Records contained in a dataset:
----
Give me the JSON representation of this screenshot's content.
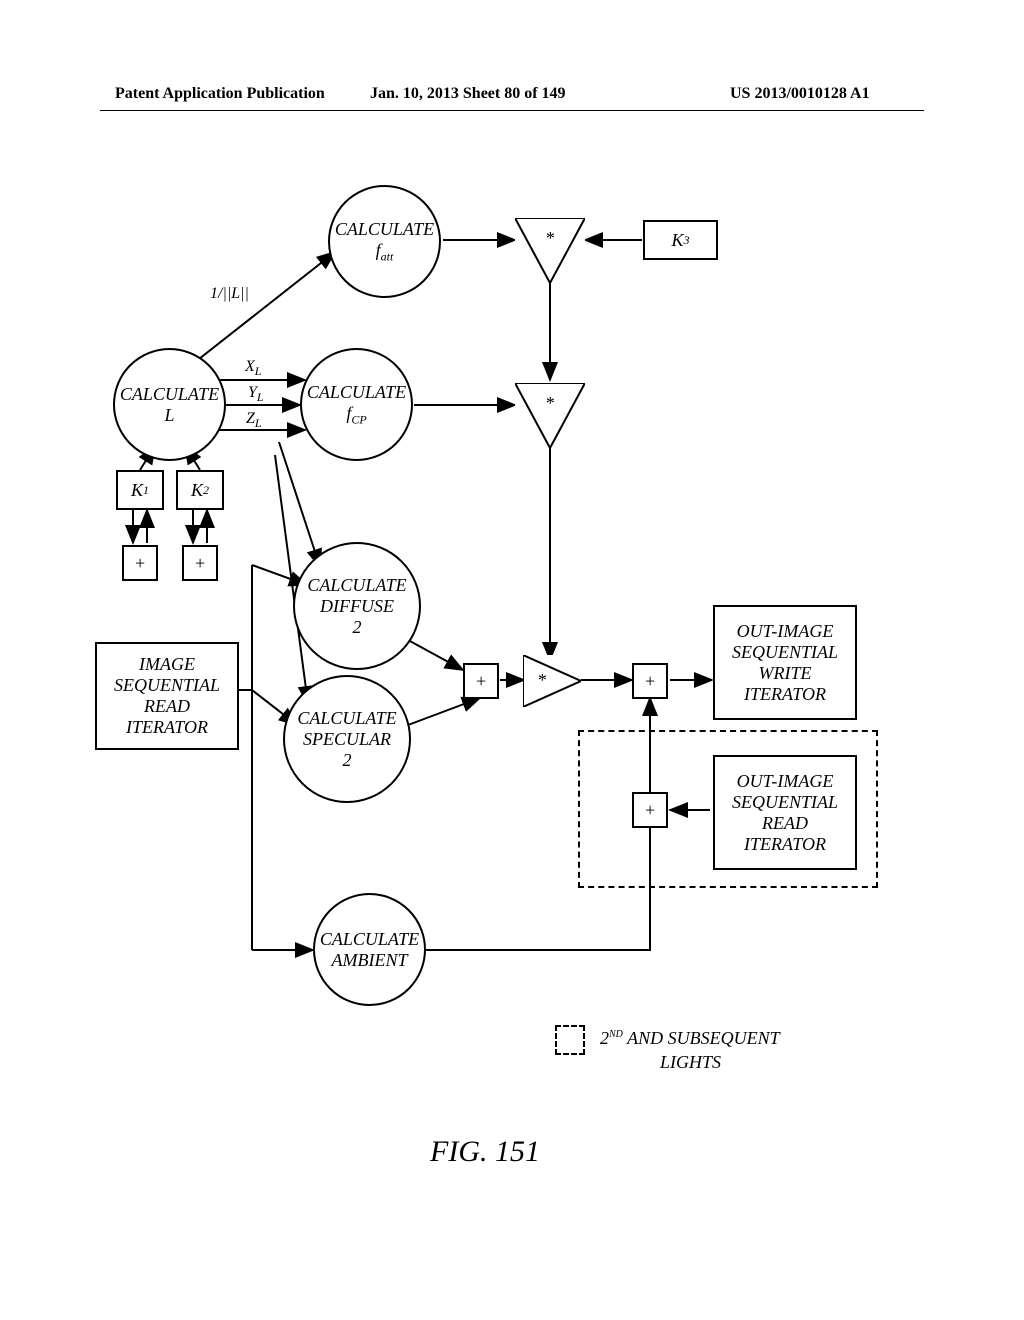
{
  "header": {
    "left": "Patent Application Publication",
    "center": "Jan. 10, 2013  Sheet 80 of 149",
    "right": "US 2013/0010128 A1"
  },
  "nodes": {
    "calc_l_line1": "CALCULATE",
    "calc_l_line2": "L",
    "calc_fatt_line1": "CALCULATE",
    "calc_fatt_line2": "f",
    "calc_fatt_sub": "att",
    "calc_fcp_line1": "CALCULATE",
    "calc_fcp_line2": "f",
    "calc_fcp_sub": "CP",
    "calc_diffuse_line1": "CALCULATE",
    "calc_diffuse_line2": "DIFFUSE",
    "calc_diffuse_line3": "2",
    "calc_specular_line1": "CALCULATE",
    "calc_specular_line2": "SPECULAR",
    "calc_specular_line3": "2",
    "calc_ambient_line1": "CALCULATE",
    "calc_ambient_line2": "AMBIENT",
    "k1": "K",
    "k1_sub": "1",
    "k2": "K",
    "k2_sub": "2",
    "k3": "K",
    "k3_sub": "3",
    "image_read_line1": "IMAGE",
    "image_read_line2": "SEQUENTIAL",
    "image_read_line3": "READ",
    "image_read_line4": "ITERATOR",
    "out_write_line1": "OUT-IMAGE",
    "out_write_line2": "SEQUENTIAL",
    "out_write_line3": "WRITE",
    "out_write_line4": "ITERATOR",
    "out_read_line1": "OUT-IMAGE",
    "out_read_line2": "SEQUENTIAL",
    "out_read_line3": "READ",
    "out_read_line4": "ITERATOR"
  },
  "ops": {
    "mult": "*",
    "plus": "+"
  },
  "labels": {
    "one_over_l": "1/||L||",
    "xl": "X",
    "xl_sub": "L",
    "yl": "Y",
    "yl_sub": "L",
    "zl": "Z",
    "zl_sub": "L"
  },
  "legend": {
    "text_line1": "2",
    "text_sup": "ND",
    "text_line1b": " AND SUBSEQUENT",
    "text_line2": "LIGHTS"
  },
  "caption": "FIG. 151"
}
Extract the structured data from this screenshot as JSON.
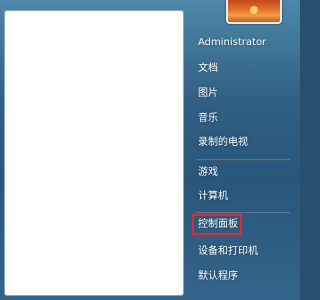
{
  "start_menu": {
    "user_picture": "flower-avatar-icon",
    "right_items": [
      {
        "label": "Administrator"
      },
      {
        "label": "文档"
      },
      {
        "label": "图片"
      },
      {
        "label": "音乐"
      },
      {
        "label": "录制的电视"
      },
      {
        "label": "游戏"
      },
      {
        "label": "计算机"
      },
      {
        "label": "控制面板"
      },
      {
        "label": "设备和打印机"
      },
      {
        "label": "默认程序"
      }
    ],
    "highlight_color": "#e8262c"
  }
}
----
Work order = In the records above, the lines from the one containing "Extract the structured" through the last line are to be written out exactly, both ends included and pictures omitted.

The completed task =
Extract the structured data from this screenshot as JSON.
{
  "start_menu": {
    "user_picture": "flower-avatar-icon",
    "right_items": [
      {
        "label": "Administrator"
      },
      {
        "label": "文档"
      },
      {
        "label": "图片"
      },
      {
        "label": "音乐"
      },
      {
        "label": "录制的电视"
      },
      {
        "label": "游戏"
      },
      {
        "label": "计算机"
      },
      {
        "label": "控制面板"
      },
      {
        "label": "设备和打印机"
      },
      {
        "label": "默认程序"
      }
    ],
    "highlight_color": "#e8262c"
  }
}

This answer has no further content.